For example, during the arrest of a possibly violent subject, the last thing we want is a “fair” fight. We want the arrest to be lawful, safe and respectful of the subject’s civil rights. We don’t want to give the subject the impression that escape through violent resistance might be an option. We want the subject to instantly recognize that resistance is futile and surrender peacefully.

A well-trained and equipped tactical team actually makes everyone in the arrest situation safer. The officers are safer because they are executing a frequently rehearsed scenario. Bystanders are safer because, should deadly force be necessary, the team is likely to only hit what they are shooting at. Tactical weapons may appear more dangerous, but they are actually safer because they are very precise. Finally, the subject is safer because resistance is less likely.

The Life-Protecting Mindset
No situation is free of possible problems. Although a well-trained tactical team is safer, there may be temptations to overuse the team in situations the public may not perceive to be appropriate. More concerning is the possibility that tactical operators will start to view themselves as fighters against an enemy force instead of officers enforcing the law on behalf of their community. This temptation makes it vitally important for tactical operators to activate, clarify and sustain the life-protecting mindset of the Ethical Warrior.

It comes down to training, leadership and ethics. Just putting on a bunch of tactical gear (or getting a surplus tank — yes, TANK!), doesn’t mean that you are an Ethical Warrior making your communities safer. That kind of gear demands commensurate technical, tactical and philosophical excellence.

Fortunately, the intense physical nature of tactical training is the perfect environment to clarify, activate and sustain the warrior ethic. The shared adversity of training is a key ingredient for reinforcing the protector mindset. We have recounted several Ethical Warrior stories in previous columns. These types of stories clarify and remind us with emotional impact why we wanted to be protectors in the first place. The perfect time to use these stories is at the end of a tough day of training.

One point worth considering is that for years our military has been evolving counterinsurgency (COIN) operations that are far less “militarized” than those employed in the past.

COIN has the goal of winning the “hearts and minds” of the people in the areas of operation. Creating mutually respectful relationships facilitates cooperation and collaboration between our forces and the locals to root out enemy insurgents. This approach requires respect and hard work, and looks a lot more like community policing than an assault on Mount Suribachi.

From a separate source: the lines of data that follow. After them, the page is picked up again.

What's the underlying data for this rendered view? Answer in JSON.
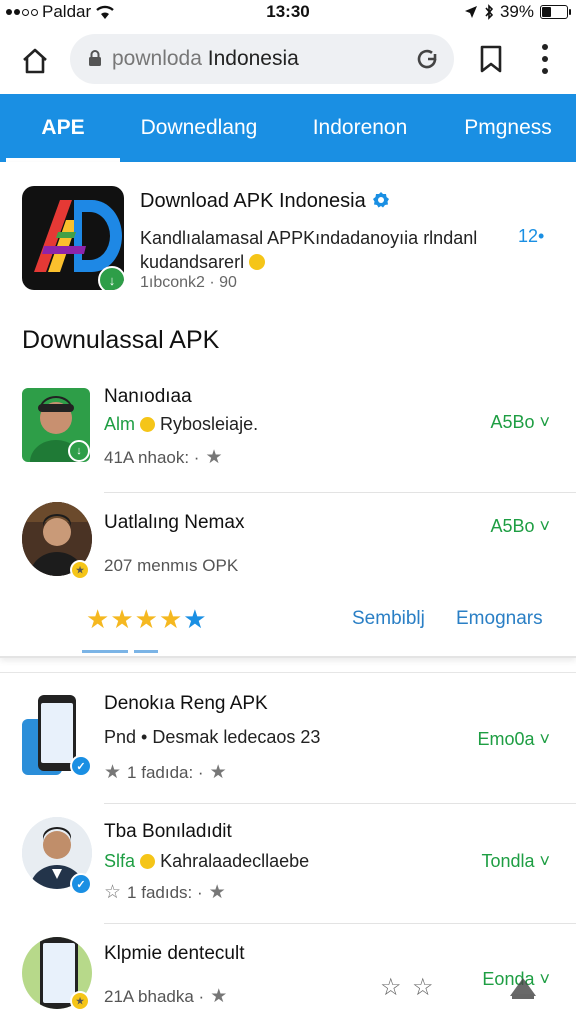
{
  "status_bar": {
    "carrier": "Paldar",
    "time": "13:30",
    "battery": "39%",
    "battery_level": 0.39
  },
  "address_bar": {
    "url_prefix": "pownloda",
    "url_main": "Indonesia",
    "icons": [
      "home-icon",
      "lock-icon",
      "reload-icon",
      "bookmark-icon",
      "more-icon"
    ]
  },
  "tabs": [
    {
      "label": "APE",
      "active": true
    },
    {
      "label": "Downedlang",
      "active": false
    },
    {
      "label": "Indorenon",
      "active": false
    },
    {
      "label": "Pmgness",
      "active": false
    }
  ],
  "header_app": {
    "title": "Download APK Indonesia",
    "description_line1": "Kandlıalamasal APPKındadanoyıia rlndanl",
    "description_line2": "kudandsarerl",
    "meta": "1ıbconk2 · 90",
    "count": "12•"
  },
  "section": {
    "title": "Downulassal APK"
  },
  "list_top": [
    {
      "name": "Nanıodıaa",
      "sub_green": "Alm",
      "sub_rest": "Rybosleiaje.",
      "meta": "41A nhaok: ·",
      "action": "A5Bo"
    },
    {
      "name": "Uatlalıng Nemax",
      "meta": "207 menmıs OPK",
      "action": "A5Bo"
    }
  ],
  "rating": {
    "stars": 4,
    "link1": "Sembiblj",
    "link2": "Emognars"
  },
  "list_bottom": [
    {
      "name": "Denokıa Reng APK",
      "sub_rest": "Pnd • Desmak ledecaos 23",
      "meta": "1 fadıda: ·",
      "action": "Emo0a"
    },
    {
      "name": "Tba Bonıladıdit",
      "sub_green": "Slfa",
      "sub_rest": "Kahralaadecllaebe",
      "meta": "1 fadıds: ·",
      "action": "Tondla"
    },
    {
      "name": "Klpmie dentecult",
      "meta": "21A bhadka ·",
      "action": "Eonda"
    }
  ],
  "colors": {
    "tab_bar": "#1a8fe3",
    "accent_green": "#1e9e43",
    "link_blue": "#2a7fc5",
    "star_gold": "#f5b820",
    "star_blue": "#1a8fe3"
  }
}
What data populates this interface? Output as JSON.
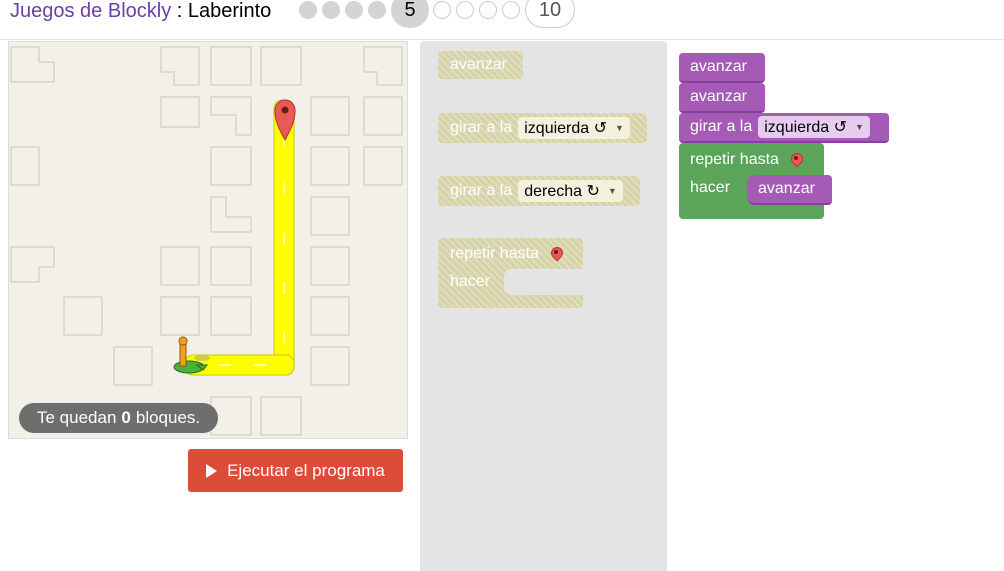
{
  "header": {
    "app_name": "Juegos de Blockly",
    "separator": " : ",
    "game_name": "Laberinto",
    "levels_done": [
      1,
      2,
      3,
      4
    ],
    "current_level": "5",
    "levels_todo": [
      6,
      7,
      8,
      9
    ],
    "last_level": "10"
  },
  "maze": {
    "capacity_prefix": "Te quedan",
    "capacity_count": "0",
    "capacity_suffix": "bloques."
  },
  "run_button": {
    "label": "Ejecutar el programa"
  },
  "toolbox": {
    "move_forward": "avanzar",
    "turn_left_prefix": "girar a la",
    "turn_left_value": "izquierda ↺",
    "turn_right_prefix": "girar a la",
    "turn_right_value": "derecha ↻",
    "repeat_label": "repetir hasta",
    "do_label": "hacer"
  },
  "workspace": {
    "block1": "avanzar",
    "block2": "avanzar",
    "block3_prefix": "girar a la",
    "block3_value": "izquierda ↺",
    "repeat_label": "repetir hasta",
    "do_label": "hacer",
    "inner_block": "avanzar"
  },
  "colors": {
    "header_accent": "#6b3fa3",
    "run_button": "#dd4b39",
    "movement_block": "#a55bb5",
    "loop_block": "#5ba55b",
    "path": "#ffff00"
  },
  "icons": [
    "marker-icon",
    "pegman-icon",
    "play-icon",
    "dropdown-caret-icon"
  ]
}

While Rambo may not be a great role model for today’s law enforcement officer, the public has nothing to fear from well-trained tactical teams made up of motivated Ethical Warriors.

Jack E. Hoban is president of Resolution Group International, subject matter expert for Combatives and Warrior Ethics for the Marine Corps Martial Arts Program, and trains police officers in de-escalation skills.

Bruce J. Gourlie is a former U.S. Army infantry officer, a retired FBI Assistant Special Agent-in-Charge for Intelligence and currently the director of security in a large healthcare system.

Correspondence can be sent to both authors by emailing Hoban & Gourlie.